____ Exercise inputs

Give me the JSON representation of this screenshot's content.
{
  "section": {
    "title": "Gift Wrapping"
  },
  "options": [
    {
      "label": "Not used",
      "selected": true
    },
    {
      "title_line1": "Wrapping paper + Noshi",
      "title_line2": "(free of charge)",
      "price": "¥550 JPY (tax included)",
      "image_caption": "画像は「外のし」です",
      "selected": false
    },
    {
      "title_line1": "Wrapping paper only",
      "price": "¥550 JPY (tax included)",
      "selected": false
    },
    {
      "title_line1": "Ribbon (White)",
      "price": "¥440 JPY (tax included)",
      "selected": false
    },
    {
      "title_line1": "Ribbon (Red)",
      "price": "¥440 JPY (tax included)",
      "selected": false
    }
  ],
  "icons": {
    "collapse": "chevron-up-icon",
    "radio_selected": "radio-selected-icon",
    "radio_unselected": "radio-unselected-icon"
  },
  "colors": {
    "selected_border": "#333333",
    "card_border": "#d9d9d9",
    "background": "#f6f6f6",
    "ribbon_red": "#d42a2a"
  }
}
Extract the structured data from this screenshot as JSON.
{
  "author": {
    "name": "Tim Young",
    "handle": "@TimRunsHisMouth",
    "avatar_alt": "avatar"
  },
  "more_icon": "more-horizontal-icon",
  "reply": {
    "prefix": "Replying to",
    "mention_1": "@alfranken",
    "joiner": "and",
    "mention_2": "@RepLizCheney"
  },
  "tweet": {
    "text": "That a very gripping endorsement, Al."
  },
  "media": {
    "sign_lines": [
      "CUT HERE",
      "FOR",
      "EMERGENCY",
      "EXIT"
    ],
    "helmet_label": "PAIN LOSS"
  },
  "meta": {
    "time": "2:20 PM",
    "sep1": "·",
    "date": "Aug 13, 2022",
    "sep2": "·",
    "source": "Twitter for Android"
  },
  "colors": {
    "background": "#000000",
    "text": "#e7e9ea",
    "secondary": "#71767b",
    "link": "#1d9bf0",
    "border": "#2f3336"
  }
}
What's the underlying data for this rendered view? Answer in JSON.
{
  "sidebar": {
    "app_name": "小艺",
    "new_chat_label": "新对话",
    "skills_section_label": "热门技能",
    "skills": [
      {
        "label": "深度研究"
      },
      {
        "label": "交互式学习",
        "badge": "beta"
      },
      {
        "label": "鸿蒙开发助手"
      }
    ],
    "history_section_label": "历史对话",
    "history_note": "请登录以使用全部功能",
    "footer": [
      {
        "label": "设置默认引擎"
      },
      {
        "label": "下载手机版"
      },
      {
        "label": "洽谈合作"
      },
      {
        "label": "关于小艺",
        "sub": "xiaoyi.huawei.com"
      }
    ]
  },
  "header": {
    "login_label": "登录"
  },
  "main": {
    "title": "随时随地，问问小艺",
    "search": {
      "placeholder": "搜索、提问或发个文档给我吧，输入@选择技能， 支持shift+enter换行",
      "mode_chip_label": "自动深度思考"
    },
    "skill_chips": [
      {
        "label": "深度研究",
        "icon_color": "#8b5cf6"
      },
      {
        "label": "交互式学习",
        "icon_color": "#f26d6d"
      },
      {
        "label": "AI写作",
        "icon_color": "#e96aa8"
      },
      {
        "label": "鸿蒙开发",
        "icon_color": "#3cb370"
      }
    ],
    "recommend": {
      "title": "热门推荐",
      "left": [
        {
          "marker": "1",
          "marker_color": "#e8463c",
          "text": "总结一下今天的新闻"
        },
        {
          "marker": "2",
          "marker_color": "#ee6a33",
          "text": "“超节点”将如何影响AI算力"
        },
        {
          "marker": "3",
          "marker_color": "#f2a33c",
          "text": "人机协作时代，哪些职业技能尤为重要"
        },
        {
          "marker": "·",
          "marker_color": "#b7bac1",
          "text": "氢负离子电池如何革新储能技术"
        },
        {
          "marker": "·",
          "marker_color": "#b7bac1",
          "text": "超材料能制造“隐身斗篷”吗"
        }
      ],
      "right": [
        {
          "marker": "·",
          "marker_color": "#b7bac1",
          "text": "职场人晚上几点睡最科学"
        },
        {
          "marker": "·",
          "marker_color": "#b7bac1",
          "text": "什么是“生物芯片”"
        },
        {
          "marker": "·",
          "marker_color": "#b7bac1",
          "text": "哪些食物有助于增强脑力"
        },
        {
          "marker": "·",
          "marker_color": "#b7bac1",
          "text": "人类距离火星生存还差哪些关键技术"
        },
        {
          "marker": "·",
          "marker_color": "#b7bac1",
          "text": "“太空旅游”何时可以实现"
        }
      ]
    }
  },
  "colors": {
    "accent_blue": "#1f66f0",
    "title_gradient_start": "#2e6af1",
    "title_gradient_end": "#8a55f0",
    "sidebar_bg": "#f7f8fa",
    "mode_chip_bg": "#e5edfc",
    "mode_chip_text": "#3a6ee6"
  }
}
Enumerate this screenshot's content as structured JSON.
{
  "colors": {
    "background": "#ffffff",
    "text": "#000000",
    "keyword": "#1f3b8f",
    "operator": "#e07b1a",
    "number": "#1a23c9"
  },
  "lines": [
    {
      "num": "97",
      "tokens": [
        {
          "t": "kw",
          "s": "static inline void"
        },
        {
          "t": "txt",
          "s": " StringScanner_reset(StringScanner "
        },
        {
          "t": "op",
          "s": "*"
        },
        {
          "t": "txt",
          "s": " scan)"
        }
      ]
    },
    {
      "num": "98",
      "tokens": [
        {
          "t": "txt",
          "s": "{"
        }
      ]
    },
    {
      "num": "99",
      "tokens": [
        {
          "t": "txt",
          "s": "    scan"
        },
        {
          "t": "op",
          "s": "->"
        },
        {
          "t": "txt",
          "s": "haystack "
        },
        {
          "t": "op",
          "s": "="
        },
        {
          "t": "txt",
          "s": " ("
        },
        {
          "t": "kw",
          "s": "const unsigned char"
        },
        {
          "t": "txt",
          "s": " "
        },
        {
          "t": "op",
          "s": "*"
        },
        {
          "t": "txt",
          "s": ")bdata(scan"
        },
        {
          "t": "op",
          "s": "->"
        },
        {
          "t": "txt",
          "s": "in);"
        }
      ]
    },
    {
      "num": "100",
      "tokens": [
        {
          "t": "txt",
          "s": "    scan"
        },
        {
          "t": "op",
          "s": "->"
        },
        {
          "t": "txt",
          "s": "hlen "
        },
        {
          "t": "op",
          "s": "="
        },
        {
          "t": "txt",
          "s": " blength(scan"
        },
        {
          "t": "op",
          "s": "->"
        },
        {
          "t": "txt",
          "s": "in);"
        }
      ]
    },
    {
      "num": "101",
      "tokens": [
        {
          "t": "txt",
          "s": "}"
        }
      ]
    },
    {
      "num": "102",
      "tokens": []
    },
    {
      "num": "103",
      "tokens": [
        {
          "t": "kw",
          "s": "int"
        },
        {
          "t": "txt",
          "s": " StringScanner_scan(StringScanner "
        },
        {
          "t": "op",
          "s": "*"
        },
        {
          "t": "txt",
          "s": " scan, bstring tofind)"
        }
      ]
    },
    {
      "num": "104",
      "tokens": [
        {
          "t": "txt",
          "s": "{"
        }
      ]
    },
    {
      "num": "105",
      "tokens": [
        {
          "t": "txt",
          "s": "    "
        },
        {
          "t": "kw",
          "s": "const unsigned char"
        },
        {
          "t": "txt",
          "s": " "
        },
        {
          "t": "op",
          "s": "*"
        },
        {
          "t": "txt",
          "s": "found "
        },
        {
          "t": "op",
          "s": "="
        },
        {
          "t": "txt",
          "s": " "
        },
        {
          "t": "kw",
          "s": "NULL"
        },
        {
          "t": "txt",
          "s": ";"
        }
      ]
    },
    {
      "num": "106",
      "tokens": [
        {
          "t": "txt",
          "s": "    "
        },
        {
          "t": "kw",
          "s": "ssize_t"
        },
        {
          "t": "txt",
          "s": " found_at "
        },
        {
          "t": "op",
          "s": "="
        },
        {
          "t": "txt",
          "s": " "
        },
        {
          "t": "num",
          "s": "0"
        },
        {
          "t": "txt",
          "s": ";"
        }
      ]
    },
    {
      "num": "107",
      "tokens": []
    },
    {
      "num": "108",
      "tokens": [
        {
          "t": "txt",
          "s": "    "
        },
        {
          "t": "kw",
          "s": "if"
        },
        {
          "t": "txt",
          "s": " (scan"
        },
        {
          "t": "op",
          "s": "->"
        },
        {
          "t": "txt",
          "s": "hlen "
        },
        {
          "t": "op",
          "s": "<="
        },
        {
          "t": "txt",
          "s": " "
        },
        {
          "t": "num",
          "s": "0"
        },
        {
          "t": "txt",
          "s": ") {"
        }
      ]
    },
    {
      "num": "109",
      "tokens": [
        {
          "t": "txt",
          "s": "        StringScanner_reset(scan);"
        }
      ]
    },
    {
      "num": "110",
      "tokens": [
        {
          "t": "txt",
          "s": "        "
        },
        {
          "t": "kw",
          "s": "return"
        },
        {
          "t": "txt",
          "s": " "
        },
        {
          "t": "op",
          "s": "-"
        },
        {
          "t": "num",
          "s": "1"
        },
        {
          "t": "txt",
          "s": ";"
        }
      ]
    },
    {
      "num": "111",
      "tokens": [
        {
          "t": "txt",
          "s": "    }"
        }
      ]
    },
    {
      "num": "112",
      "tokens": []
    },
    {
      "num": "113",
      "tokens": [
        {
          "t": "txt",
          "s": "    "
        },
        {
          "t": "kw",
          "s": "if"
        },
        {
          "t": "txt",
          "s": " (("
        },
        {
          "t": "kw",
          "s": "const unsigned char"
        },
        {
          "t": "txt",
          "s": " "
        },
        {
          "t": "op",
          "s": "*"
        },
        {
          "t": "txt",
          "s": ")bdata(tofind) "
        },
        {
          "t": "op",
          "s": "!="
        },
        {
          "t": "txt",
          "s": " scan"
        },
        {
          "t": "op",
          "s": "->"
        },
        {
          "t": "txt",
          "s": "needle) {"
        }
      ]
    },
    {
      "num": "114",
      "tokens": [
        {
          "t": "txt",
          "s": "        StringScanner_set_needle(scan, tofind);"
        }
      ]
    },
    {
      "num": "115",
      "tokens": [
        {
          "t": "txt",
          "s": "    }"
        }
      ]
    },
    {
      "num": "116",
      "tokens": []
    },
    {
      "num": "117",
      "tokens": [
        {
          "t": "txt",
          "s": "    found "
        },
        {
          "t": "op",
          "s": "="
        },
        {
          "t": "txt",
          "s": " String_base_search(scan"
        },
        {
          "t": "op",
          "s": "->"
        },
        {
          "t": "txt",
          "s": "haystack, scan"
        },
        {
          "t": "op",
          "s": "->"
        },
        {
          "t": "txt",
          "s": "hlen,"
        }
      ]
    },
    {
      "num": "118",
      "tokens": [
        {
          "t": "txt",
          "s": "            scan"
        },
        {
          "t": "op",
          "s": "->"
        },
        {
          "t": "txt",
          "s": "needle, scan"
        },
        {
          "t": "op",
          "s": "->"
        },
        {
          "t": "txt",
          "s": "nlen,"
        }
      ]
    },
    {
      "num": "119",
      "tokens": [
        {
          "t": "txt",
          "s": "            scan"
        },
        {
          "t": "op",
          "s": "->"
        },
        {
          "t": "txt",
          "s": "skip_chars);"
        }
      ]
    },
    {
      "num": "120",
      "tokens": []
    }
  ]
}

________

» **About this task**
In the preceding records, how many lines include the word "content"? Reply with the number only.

» **Task output**
2